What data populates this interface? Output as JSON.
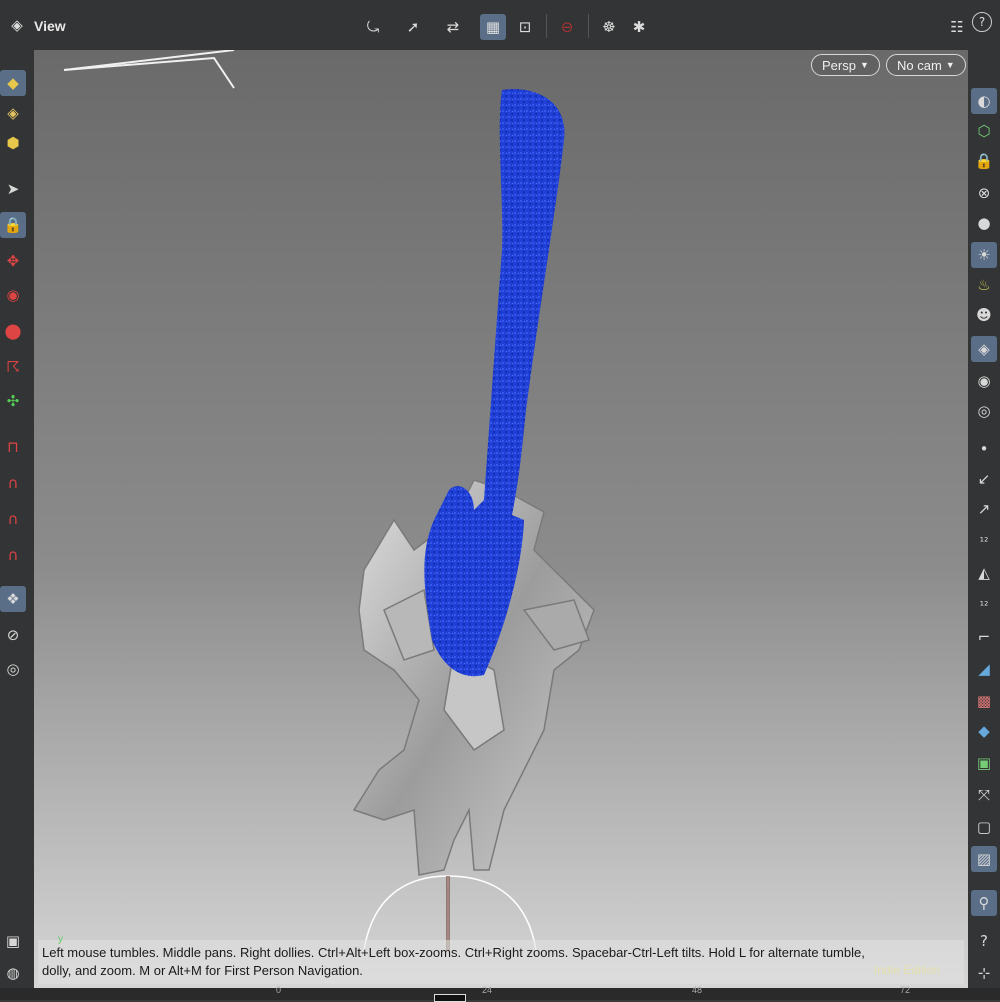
{
  "toolbar": {
    "title": "View",
    "icons": [
      "viewport-menu-icon",
      "tumble-icon",
      "pan-icon",
      "dolly-icon",
      "camera-view-icon",
      "zoom-frame-icon",
      "no-entry-icon",
      "render-icon",
      "settings-icon",
      "layout-icon",
      "help-icon"
    ]
  },
  "viewport": {
    "persp_label": "Persp",
    "cam_label": "No cam",
    "help_line1": "Left mouse tumbles. Middle pans. Right dollies. Ctrl+Alt+Left box-zooms. Ctrl+Right zooms. Spacebar-Ctrl-Left tilts. Hold L for alternate tumble,",
    "help_line2": "dolly, and zoom.    M or Alt+M for First Person Navigation.",
    "edition": "Indie Edition",
    "axis_y": "y"
  },
  "timeline": {
    "ticks": [
      "0",
      "24",
      "48",
      "72"
    ]
  },
  "colors": {
    "particles": "#1f3fd6",
    "toolbar": "#333435",
    "active": "#5a6e88"
  }
}
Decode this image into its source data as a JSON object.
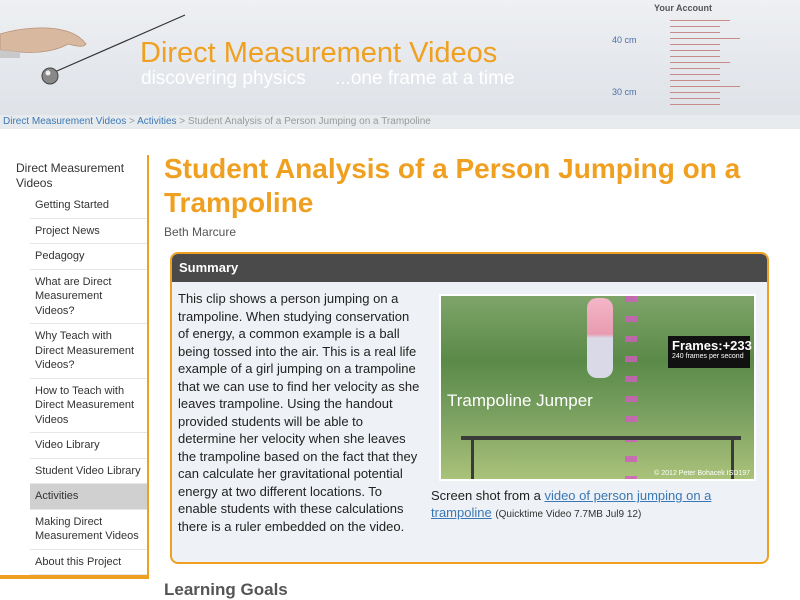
{
  "header": {
    "account_link": "Your Account",
    "site_title": "Direct Measurement Videos",
    "tagline_left": "discovering physics",
    "tagline_right": "...one frame at a time",
    "ruler_label_top": "40 cm",
    "ruler_label_bottom": "30 cm"
  },
  "breadcrumb": {
    "items": [
      "Direct Measurement Videos",
      "Activities"
    ],
    "separator": ">",
    "current": "Student Analysis of a Person Jumping on a Trampoline"
  },
  "sidebar": {
    "heading": "Direct Measurement Videos",
    "items": [
      {
        "label": "Getting Started"
      },
      {
        "label": "Project News"
      },
      {
        "label": "Pedagogy"
      },
      {
        "label": "What are Direct Measurement Videos?"
      },
      {
        "label": "Why Teach with Direct Measurement Videos?"
      },
      {
        "label": "How to Teach with Direct Measurement Videos"
      },
      {
        "label": "Video Library"
      },
      {
        "label": "Student Video Library"
      },
      {
        "label": "Activities"
      },
      {
        "label": "Making Direct Measurement Videos"
      },
      {
        "label": "About this Project"
      }
    ],
    "active_item": "Activities"
  },
  "main": {
    "title": "Student Analysis of a Person Jumping on a Trampoline",
    "author": "Beth Marcure",
    "summary_heading": "Summary",
    "summary_text": "This clip shows a person jumping on a trampoline. When studying conservation of energy, a common example is a ball being tossed into the air. This is a real life example of a girl jumping on a trampoline that we can use to find her velocity as she leaves trampoline. Using the handout provided students will be able to determine her velocity when she leaves the trampoline based on the fact that they can calculate her gravitational potential energy at two different locations. To enable students with these calculations there is a ruler embedded on the video.",
    "video": {
      "overlay_label": "Trampoline Jumper",
      "frames_label": "Frames:+233",
      "fps_label": "240 frames per second",
      "copyright": "© 2012 Peter Bohacek ISD197"
    },
    "caption_prefix": "Screen shot from a ",
    "caption_link": "video of person jumping on a trampoline",
    "caption_meta": "(Quicktime Video 7.7MB Jul9 12)",
    "next_section": "Learning Goals"
  },
  "colors": {
    "accent_orange": "#f0a020",
    "link_blue": "#3a78b5",
    "summary_header": "#4a4a4a"
  }
}
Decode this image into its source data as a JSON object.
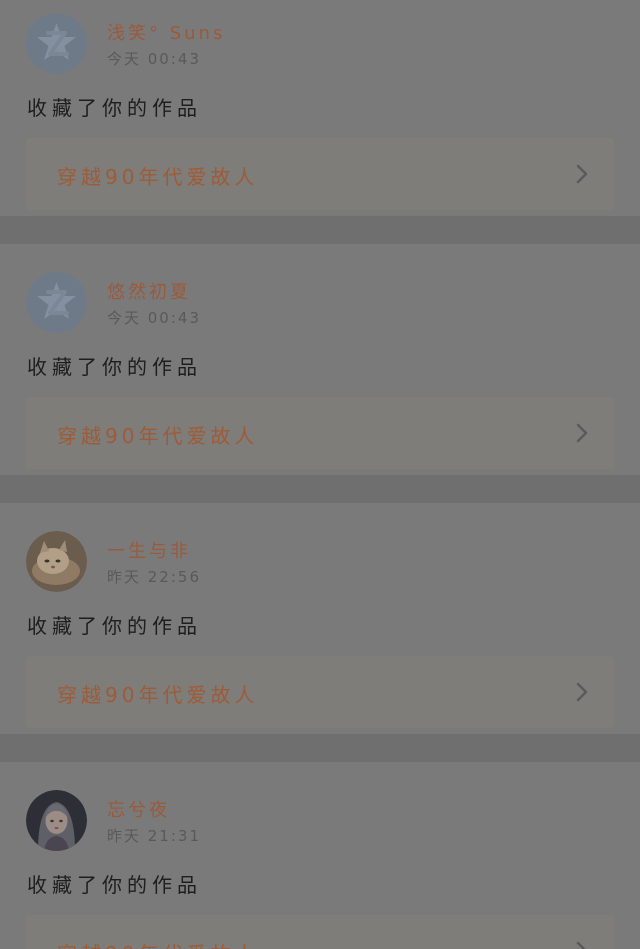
{
  "feed": {
    "items": [
      {
        "user": "浅笑° Suns",
        "time": "今天 00:43",
        "action": "收藏了你的作品",
        "work_title": "穿越90年代爱故人",
        "avatar_icon": "qq-default-avatar-icon"
      },
      {
        "user": "悠然初夏",
        "time": "今天 00:43",
        "action": "收藏了你的作品",
        "work_title": "穿越90年代爱故人",
        "avatar_icon": "qq-default-avatar-icon"
      },
      {
        "user": "一生与非",
        "time": "昨天 22:56",
        "action": "收藏了你的作品",
        "work_title": "穿越90年代爱故人",
        "avatar_icon": "kitten-photo-avatar"
      },
      {
        "user": "忘兮夜",
        "time": "昨天 21:31",
        "action": "收藏了你的作品",
        "work_title": "穿越90年代爱故人",
        "avatar_icon": "girl-portrait-avatar"
      }
    ]
  },
  "colors": {
    "overlay_background": "#6f6f6f",
    "card_background": "#7a7a7a",
    "username": "#9a5a3a",
    "work_title": "#9e5b38"
  }
}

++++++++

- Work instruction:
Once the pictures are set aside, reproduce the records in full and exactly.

- Task result:
What data populates this interface? Output as JSON.
{
  "toolbar": {
    "title": "View",
    "icons": [
      "viewport-menu-icon",
      "tumble-icon",
      "pan-icon",
      "dolly-icon",
      "camera-view-icon",
      "zoom-frame-icon",
      "no-entry-icon",
      "render-icon",
      "settings-icon",
      "layout-icon",
      "help-icon"
    ]
  },
  "viewport": {
    "persp_label": "Persp",
    "cam_label": "No cam",
    "help_line1": "Left mouse tumbles. Middle pans. Right dollies. Ctrl+Alt+Left box-zooms. Ctrl+Right zooms. Spacebar-Ctrl-Left tilts. Hold L for alternate tumble,",
    "help_line2": "dolly, and zoom.    M or Alt+M for First Person Navigation.",
    "edition": "Indie Edition",
    "axis_y": "y"
  },
  "timeline": {
    "ticks": [
      "0",
      "24",
      "48",
      "72"
    ]
  },
  "colors": {
    "particles": "#1f3fd6",
    "toolbar": "#333435",
    "active": "#5a6e88"
  }
}
Decode this image into its source data as a JSON object.
{
  "header": {
    "account_link": "Your Account",
    "site_title": "Direct Measurement Videos",
    "tagline_left": "discovering physics",
    "tagline_right": "...one frame at a time",
    "ruler_label_top": "40 cm",
    "ruler_label_bottom": "30 cm"
  },
  "breadcrumb": {
    "items": [
      "Direct Measurement Videos",
      "Activities"
    ],
    "separator": ">",
    "current": "Student Analysis of a Person Jumping on a Trampoline"
  },
  "sidebar": {
    "heading": "Direct Measurement Videos",
    "items": [
      {
        "label": "Getting Started"
      },
      {
        "label": "Project News"
      },
      {
        "label": "Pedagogy"
      },
      {
        "label": "What are Direct Measurement Videos?"
      },
      {
        "label": "Why Teach with Direct Measurement Videos?"
      },
      {
        "label": "How to Teach with Direct Measurement Videos"
      },
      {
        "label": "Video Library"
      },
      {
        "label": "Student Video Library"
      },
      {
        "label": "Activities"
      },
      {
        "label": "Making Direct Measurement Videos"
      },
      {
        "label": "About this Project"
      }
    ],
    "active_item": "Activities"
  },
  "main": {
    "title": "Student Analysis of a Person Jumping on a Trampoline",
    "author": "Beth Marcure",
    "summary_heading": "Summary",
    "summary_text": "This clip shows a person jumping on a trampoline. When studying conservation of energy, a common example is a ball being tossed into the air. This is a real life example of a girl jumping on a trampoline that we can use to find her velocity as she leaves trampoline. Using the handout provided students will be able to determine her velocity when she leaves the trampoline based on the fact that they can calculate her gravitational potential energy at two different locations. To enable students with these calculations there is a ruler embedded on the video.",
    "video": {
      "overlay_label": "Trampoline Jumper",
      "frames_label": "Frames:+233",
      "fps_label": "240 frames per second",
      "copyright": "© 2012 Peter Bohacek ISD197"
    },
    "caption_prefix": "Screen shot from a ",
    "caption_link": "video of person jumping on a trampoline",
    "caption_meta": "(Quicktime Video 7.7MB Jul9 12)",
    "next_section": "Learning Goals"
  },
  "colors": {
    "accent_orange": "#f0a020",
    "link_blue": "#3a78b5",
    "summary_header": "#4a4a4a"
  }
}
Decode this image into its source data as a JSON object.
{
  "feed": {
    "items": [
      {
        "user": "浅笑° Suns",
        "time": "今天 00:43",
        "action": "收藏了你的作品",
        "work_title": "穿越90年代爱故人",
        "avatar_icon": "qq-default-avatar-icon"
      },
      {
        "user": "悠然初夏",
        "time": "今天 00:43",
        "action": "收藏了你的作品",
        "work_title": "穿越90年代爱故人",
        "avatar_icon": "qq-default-avatar-icon"
      },
      {
        "user": "一生与非",
        "time": "昨天 22:56",
        "action": "收藏了你的作品",
        "work_title": "穿越90年代爱故人",
        "avatar_icon": "kitten-photo-avatar"
      },
      {
        "user": "忘兮夜",
        "time": "昨天 21:31",
        "action": "收藏了你的作品",
        "work_title": "穿越90年代爱故人",
        "avatar_icon": "girl-portrait-avatar"
      }
    ]
  },
  "colors": {
    "overlay_background": "#6f6f6f",
    "card_background": "#7a7a7a",
    "username": "#9a5a3a",
    "work_title": "#9e5b38"
  }
}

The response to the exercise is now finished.